> [Activity]:
Scan the listing below for "data", then report every line that has it.

> [Exercise input]:
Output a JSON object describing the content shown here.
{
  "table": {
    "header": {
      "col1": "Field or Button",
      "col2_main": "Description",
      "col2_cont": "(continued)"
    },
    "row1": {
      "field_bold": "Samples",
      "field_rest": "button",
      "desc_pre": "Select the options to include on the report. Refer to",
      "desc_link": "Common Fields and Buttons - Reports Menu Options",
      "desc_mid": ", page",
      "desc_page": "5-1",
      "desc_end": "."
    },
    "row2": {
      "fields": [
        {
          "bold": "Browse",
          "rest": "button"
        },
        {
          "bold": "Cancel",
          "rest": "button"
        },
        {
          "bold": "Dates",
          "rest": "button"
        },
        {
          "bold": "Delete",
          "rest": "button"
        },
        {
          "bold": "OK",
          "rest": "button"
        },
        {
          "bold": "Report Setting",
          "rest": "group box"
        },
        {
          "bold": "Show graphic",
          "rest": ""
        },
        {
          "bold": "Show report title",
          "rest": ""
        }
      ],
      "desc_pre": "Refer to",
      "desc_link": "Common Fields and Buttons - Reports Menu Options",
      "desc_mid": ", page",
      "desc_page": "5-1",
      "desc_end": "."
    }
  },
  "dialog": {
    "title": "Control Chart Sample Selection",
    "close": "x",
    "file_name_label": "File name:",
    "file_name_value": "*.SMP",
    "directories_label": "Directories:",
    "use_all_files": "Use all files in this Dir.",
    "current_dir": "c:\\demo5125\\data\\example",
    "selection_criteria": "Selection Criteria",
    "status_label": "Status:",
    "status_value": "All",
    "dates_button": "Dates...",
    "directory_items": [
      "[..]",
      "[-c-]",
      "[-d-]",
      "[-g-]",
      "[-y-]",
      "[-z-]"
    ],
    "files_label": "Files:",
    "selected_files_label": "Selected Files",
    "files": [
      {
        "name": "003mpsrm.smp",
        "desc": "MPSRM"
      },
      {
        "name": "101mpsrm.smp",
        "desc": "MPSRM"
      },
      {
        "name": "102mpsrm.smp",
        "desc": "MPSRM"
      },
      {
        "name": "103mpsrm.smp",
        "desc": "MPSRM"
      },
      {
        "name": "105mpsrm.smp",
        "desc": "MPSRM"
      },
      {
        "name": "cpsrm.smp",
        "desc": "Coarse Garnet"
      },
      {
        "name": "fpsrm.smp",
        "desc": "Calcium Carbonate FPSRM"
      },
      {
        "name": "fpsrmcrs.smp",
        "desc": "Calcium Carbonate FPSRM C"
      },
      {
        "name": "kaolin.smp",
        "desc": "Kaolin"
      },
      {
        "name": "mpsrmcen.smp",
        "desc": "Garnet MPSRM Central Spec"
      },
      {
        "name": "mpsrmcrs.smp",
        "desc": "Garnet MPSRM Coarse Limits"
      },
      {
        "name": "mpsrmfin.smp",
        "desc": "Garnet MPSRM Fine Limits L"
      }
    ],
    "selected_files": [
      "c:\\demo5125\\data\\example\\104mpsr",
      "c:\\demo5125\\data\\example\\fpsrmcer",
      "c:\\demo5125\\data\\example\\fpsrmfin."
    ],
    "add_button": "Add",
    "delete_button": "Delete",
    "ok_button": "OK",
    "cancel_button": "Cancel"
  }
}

> [Solution]:
    "current_dir": "c:\\demo5125\\data\\example",
      "c:\\demo5125\\data\\example\\104mpsr",
      "c:\\demo5125\\data\\example\\fpsrmcer",
      "c:\\demo5125\\data\\example\\fpsrmfin."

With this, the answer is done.